- Task objective:
Wherever the word "April" appears in a line of the data, that line should be copied.

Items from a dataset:
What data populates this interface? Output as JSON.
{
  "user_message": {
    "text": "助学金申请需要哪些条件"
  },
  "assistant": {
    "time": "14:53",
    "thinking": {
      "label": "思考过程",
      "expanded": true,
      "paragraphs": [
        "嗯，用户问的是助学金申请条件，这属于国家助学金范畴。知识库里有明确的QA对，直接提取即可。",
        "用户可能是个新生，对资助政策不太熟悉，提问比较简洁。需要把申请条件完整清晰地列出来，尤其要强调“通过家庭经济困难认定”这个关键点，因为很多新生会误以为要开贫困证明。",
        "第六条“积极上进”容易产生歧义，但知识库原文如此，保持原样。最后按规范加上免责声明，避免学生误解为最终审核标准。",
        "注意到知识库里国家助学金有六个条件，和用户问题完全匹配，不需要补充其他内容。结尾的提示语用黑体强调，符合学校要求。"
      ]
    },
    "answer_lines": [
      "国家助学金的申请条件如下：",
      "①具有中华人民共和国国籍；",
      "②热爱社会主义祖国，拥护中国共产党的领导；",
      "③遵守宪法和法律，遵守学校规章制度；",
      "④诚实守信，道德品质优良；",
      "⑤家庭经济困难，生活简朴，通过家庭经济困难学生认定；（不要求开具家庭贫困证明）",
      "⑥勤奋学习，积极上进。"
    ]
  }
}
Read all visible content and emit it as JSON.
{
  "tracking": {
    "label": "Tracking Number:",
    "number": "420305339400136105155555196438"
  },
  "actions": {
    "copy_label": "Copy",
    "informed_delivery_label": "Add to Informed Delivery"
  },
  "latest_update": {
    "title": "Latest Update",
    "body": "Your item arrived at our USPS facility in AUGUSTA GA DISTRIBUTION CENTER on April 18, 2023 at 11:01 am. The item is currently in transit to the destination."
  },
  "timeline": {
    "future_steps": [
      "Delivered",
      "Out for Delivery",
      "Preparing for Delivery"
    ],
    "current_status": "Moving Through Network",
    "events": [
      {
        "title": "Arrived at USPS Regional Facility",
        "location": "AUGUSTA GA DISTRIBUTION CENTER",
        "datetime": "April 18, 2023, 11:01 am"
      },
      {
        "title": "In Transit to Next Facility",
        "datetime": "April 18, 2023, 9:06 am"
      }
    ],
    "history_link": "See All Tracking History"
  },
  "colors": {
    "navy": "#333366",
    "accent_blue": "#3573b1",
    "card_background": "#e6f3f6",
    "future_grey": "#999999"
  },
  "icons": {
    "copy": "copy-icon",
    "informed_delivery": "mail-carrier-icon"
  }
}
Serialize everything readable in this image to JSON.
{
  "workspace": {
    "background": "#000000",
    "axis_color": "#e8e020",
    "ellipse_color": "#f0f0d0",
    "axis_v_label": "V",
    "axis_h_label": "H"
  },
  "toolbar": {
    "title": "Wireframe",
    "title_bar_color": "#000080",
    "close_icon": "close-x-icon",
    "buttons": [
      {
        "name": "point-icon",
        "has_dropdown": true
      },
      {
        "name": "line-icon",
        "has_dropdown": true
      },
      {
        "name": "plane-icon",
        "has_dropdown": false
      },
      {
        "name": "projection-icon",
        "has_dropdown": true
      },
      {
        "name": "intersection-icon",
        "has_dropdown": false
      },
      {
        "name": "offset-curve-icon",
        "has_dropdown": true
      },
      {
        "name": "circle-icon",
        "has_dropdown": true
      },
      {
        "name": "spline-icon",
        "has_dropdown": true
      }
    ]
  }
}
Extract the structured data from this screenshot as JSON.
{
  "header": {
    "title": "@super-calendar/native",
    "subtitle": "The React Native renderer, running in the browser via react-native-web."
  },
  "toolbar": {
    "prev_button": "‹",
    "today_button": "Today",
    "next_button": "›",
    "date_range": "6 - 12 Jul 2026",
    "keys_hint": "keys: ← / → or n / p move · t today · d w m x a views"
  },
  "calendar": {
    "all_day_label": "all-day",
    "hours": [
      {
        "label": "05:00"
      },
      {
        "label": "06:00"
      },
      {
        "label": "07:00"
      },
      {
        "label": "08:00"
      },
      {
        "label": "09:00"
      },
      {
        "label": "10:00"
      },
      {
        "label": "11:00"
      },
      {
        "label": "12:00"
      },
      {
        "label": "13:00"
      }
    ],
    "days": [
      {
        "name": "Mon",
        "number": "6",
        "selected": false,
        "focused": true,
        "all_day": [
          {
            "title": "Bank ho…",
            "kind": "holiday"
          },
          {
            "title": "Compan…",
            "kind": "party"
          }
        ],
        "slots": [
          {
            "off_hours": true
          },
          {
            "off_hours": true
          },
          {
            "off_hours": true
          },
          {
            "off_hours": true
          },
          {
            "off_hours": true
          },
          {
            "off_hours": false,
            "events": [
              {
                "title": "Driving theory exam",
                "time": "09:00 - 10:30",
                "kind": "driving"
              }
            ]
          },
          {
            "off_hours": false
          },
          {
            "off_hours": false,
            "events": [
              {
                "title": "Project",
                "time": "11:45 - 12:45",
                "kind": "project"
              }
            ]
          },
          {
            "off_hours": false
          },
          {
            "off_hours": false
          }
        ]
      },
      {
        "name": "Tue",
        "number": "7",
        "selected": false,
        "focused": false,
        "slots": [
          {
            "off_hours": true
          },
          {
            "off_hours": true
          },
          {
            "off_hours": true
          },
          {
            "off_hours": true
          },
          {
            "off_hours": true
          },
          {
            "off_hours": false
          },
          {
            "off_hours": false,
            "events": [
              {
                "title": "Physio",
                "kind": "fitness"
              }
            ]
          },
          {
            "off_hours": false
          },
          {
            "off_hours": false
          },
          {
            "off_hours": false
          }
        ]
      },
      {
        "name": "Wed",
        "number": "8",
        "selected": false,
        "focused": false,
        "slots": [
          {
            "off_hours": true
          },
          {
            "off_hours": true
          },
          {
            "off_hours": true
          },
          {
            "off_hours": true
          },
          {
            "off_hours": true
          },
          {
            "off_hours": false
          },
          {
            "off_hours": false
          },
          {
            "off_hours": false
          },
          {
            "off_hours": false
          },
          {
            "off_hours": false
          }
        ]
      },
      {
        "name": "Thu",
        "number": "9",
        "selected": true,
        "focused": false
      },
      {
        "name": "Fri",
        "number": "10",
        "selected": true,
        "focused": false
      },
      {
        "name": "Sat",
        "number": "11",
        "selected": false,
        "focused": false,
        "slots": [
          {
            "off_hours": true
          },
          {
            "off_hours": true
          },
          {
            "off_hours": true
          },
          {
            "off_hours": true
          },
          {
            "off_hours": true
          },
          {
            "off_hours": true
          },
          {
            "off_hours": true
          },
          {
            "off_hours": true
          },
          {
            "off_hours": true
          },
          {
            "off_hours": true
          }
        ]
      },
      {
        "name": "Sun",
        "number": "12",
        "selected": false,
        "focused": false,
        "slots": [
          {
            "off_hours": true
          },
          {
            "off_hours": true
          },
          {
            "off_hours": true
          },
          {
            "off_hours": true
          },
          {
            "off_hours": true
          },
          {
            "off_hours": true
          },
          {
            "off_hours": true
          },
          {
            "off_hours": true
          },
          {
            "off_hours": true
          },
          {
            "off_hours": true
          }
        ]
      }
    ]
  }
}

- Solution for this task:
    "body": "Your item arrived at our USPS facility in AUGUSTA GA DISTRIBUTION CENTER on April 18, 2023 at 11:01 am. The item is currently in transit to the destination."
        "datetime": "April 18, 2023, 11:01 am"
        "datetime": "April 18, 2023, 9:06 am"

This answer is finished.